The acknowledgment by NJ Transit, which operates commuter trains and buses in New Jersey, also sparked the latest roasting of the beleaguered agency on social media.
As commuters tweeted their seemingly daily complaints about delayed trains during the morning rush, one rider questioned why the doors to the Hamilton Township train station in Mercer County were still locked.
In its response, NJ Transit seemed to throw Dunkin’ Donuts under the train.
“Hi Steve,” an NJ Transit employee with the initials "TB" responded on the agency's official Twitter account. “Like previously stated, Dunkin’ Donuts is responsible for opening the doors in the morning at Hamilton station."
The agent then alleged that Dunkin’ had glazed over its responsibility in the past as well, having been reminded “multiple times” by the agency to open the station on time.
Twitter user Jerry Burke then asked a sensible question: "Why is a donut shop in charge of opening a train station?"
"TB" answered that Dunkin's daily duty was stipulated in the vendor's contract it negotiated with the agency.
Dunkin’ normally opens for business at 4:30 a.m., but its workers usually open the train station as early as 4 a.m., the store’s manager told NJ.com. But on ocassions when the employees are late, the station can remain closed until the NJ Transit ticket window opens at 6 a.m. on weekdays.
NJ Transit spokeswoman Nancy Snyder clarified in a statement that the Dunkin' staff will occasionally open the lobby doors early as a “courtesy” to riders.
Following what some viewed as a half-baked response, commuters creamed the agency on Twitter.
"Is Krispy Kreme in charge of the airport?" one user wrote.
"Hey Jerry, sorry you can't go to work today, the donut guy is hungover again," another cracked.
Access to the station’s platforms is available whether the station building is open or not.
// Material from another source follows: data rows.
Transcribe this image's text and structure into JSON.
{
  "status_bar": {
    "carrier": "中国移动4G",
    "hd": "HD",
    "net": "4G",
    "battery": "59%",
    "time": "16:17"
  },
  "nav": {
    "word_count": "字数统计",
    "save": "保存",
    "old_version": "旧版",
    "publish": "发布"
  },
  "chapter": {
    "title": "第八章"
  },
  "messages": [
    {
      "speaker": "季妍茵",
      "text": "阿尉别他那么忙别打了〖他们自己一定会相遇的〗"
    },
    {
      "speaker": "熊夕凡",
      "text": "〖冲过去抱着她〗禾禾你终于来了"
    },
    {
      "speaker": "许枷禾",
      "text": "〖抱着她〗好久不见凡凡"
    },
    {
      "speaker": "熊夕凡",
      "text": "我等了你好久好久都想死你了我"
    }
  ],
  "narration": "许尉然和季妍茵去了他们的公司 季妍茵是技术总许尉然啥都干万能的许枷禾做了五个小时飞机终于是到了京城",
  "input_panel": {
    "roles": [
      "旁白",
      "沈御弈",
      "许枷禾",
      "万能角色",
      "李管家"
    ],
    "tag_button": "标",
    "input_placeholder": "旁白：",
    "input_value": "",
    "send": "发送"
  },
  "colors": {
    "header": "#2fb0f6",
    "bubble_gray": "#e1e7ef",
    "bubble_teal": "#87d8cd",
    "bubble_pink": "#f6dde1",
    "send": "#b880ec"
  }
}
There is also a “small area” of the station where customers can stand to take cover from the weather if the doors are not open, Snyder said.
In recent years, NJ Transit riders have often experienced major delays and unannounced cancellations as the agency deals with updating its old infrastructure, including train cars that leak when it rains.
The agency is still recovering from damage to equipment and infrastructure because of Superstorm Sandy in 2012, and it drew negative national attention in February 2014, when fans attending Super Bowl XLVIII in East Rutherford, N.J., faced delays getting to and from the stadium by rail.